Rick Thompson
Midwest dp


class="style3">>>I'm lighting a variety of cars [individually] for a VW promo. Shooting on >>a white cyc in a studio

>Personal preference but try for a studio with infinity white cyc that includes the top of the walls and roof. A white egg. Simply bounce instruments off the walls, floor and ceiling. With all the light bouncing around It creates a softer lower contrast look than say a large lightbox overhead but maybe that’s what you need. If you are shooting a variety of cars lighting time saved could be substantial allowing more time to finesse.

>Many Thanks
Tom Gleeson
0412 677 541
www.cinematography.net


>Do remember to avoid the reflection of the camera and yourself on any part of the body of the car. You could do this by using black cloth to cut all light falling towards the axis from which you are shooting.

>You will have to very critically place your fill as well.

>Pankaj Prakash
DOP
403/138, Mamta Appts.
Shere Punjab Soc.
Andheri (east)
Mumbai. India. 400 093


>I'm in the same boat only worse. I've got a huge rear screen projection going plus another projection happening over the top of the car for reflections. No room for a lightbox even if production would spring for it. It's a total brain teaser.

>Tomorrows the prelight we shoot 5 days of process starting Monday so any and all ideas are welcome.

Ben Minot

Cinematographer
Rome Italy


>You folks might want to see www.2nd-unit.tv. We did an interview with
Ken Fisher, the king of Auto Shoots that al manufacturers use.
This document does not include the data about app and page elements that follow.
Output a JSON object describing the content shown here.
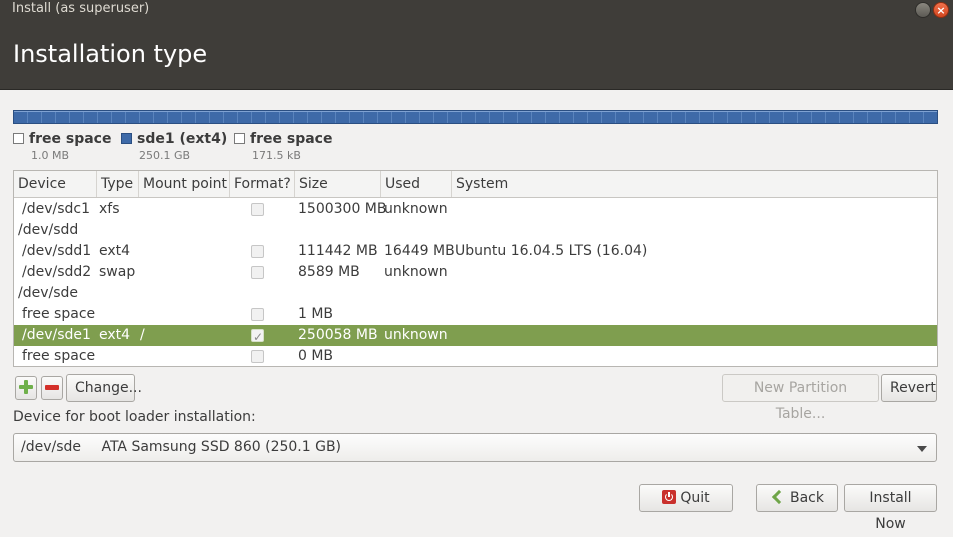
{
  "window": {
    "title": "Install (as superuser)",
    "close_glyph": "×"
  },
  "page": {
    "title": "Installation type"
  },
  "legend": [
    {
      "name": "free space",
      "size": "1.0 MB",
      "color": "#ffffff"
    },
    {
      "name": "sde1 (ext4)",
      "size": "250.1 GB",
      "color": "#3e6aa8"
    },
    {
      "name": "free space",
      "size": "171.5 kB",
      "color": "#ffffff"
    }
  ],
  "table": {
    "columns": [
      "Device",
      "Type",
      "Mount point",
      "Format?",
      "Size",
      "Used",
      "System"
    ],
    "rows": [
      {
        "device": "/dev/sdc1",
        "type": "xfs",
        "mount": "",
        "format": "unchecked",
        "size": "1500300 MB",
        "used": "unknown",
        "system": ""
      },
      {
        "device": "/dev/sdd",
        "type": "",
        "mount": "",
        "format": "",
        "size": "",
        "used": "",
        "system": ""
      },
      {
        "device": "/dev/sdd1",
        "type": "ext4",
        "mount": "",
        "format": "unchecked",
        "size": "111442 MB",
        "used": "16449 MB",
        "system": "Ubuntu 16.04.5 LTS (16.04)"
      },
      {
        "device": "/dev/sdd2",
        "type": "swap",
        "mount": "",
        "format": "unchecked",
        "size": "8589 MB",
        "used": "unknown",
        "system": ""
      },
      {
        "device": "/dev/sde",
        "type": "",
        "mount": "",
        "format": "",
        "size": "",
        "used": "",
        "system": ""
      },
      {
        "device": "free space",
        "type": "",
        "mount": "",
        "format": "unchecked",
        "size": "1 MB",
        "used": "",
        "system": ""
      },
      {
        "device": "/dev/sde1",
        "type": "ext4",
        "mount": "/",
        "format": "checked",
        "size": "250058 MB",
        "used": "unknown",
        "system": "",
        "selected": true
      },
      {
        "device": "free space",
        "type": "",
        "mount": "",
        "format": "unchecked",
        "size": "0 MB",
        "used": "",
        "system": ""
      }
    ]
  },
  "toolbar": {
    "change": "Change...",
    "new_table": "New Partition Table...",
    "revert": "Revert"
  },
  "bootloader": {
    "label": "Device for boot loader installation:",
    "device": "/dev/sde",
    "description": "ATA Samsung SSD 860 (250.1 GB)"
  },
  "buttons": {
    "quit": "Quit",
    "back": "Back",
    "install": "Install Now"
  },
  "colors": {
    "selection": "#7f9e4f",
    "disk_bar": "#3e6aa8",
    "titlebar": "#3f3d39"
  }
}
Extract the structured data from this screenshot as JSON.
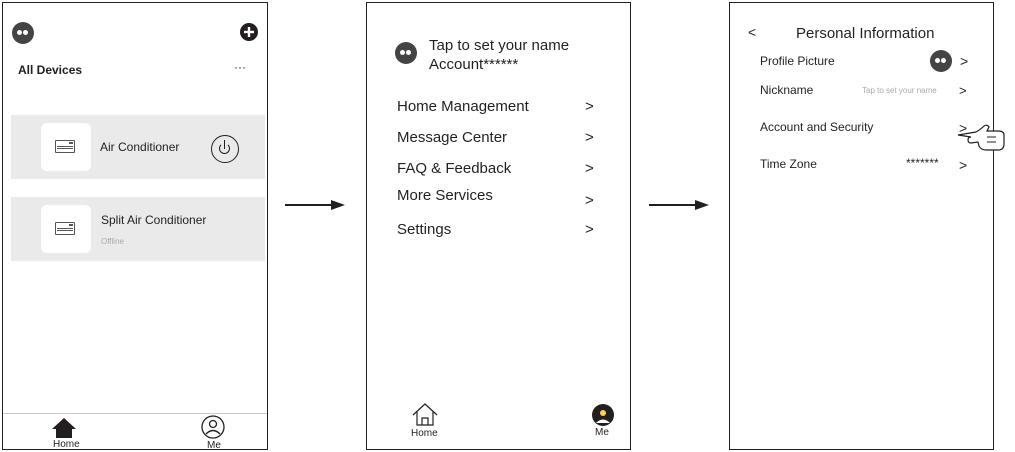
{
  "screen1": {
    "title": "All Devices",
    "more": "···",
    "add_icon": "plus-circle-icon",
    "devices": [
      {
        "name": "Air Conditioner",
        "status": "",
        "icon": "air-conditioner-icon",
        "power_icon": "power-icon"
      },
      {
        "name": "Split Air Conditioner",
        "status": "Offline",
        "icon": "air-conditioner-icon"
      }
    ],
    "tabbar": {
      "home": "Home",
      "me": "Me"
    }
  },
  "screen2": {
    "name_prompt": "Tap to set your name",
    "account": "Account******",
    "menu": [
      {
        "label": "Home Management",
        "chevron": ">"
      },
      {
        "label": "Message Center",
        "chevron": ">"
      },
      {
        "label": "FAQ & Feedback",
        "chevron": ">"
      },
      {
        "label": "More Services",
        "chevron": ">"
      },
      {
        "label": "Settings",
        "chevron": ">"
      }
    ],
    "tabbar": {
      "home": "Home",
      "me": "Me"
    }
  },
  "screen3": {
    "back": "<",
    "title": "Personal Information",
    "rows": [
      {
        "label": "Profile Picture",
        "value": "",
        "chevron": ">"
      },
      {
        "label": "Nickname",
        "value": "Tap to set your name",
        "chevron": ">"
      },
      {
        "label": "Account and Security",
        "value": "",
        "chevron": ">"
      },
      {
        "label": "Time Zone",
        "value": "*******",
        "chevron": ">"
      }
    ],
    "pointer_icon": "hand-pointer-icon"
  },
  "colors": {
    "card_bg": "#eaeaea",
    "text": "#231f20",
    "avatar": "#444444",
    "muted": "#aaaaaa"
  }
}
>Hope you like it.

>Jonathan Ames
Hawkfeather Productions, Los Angeles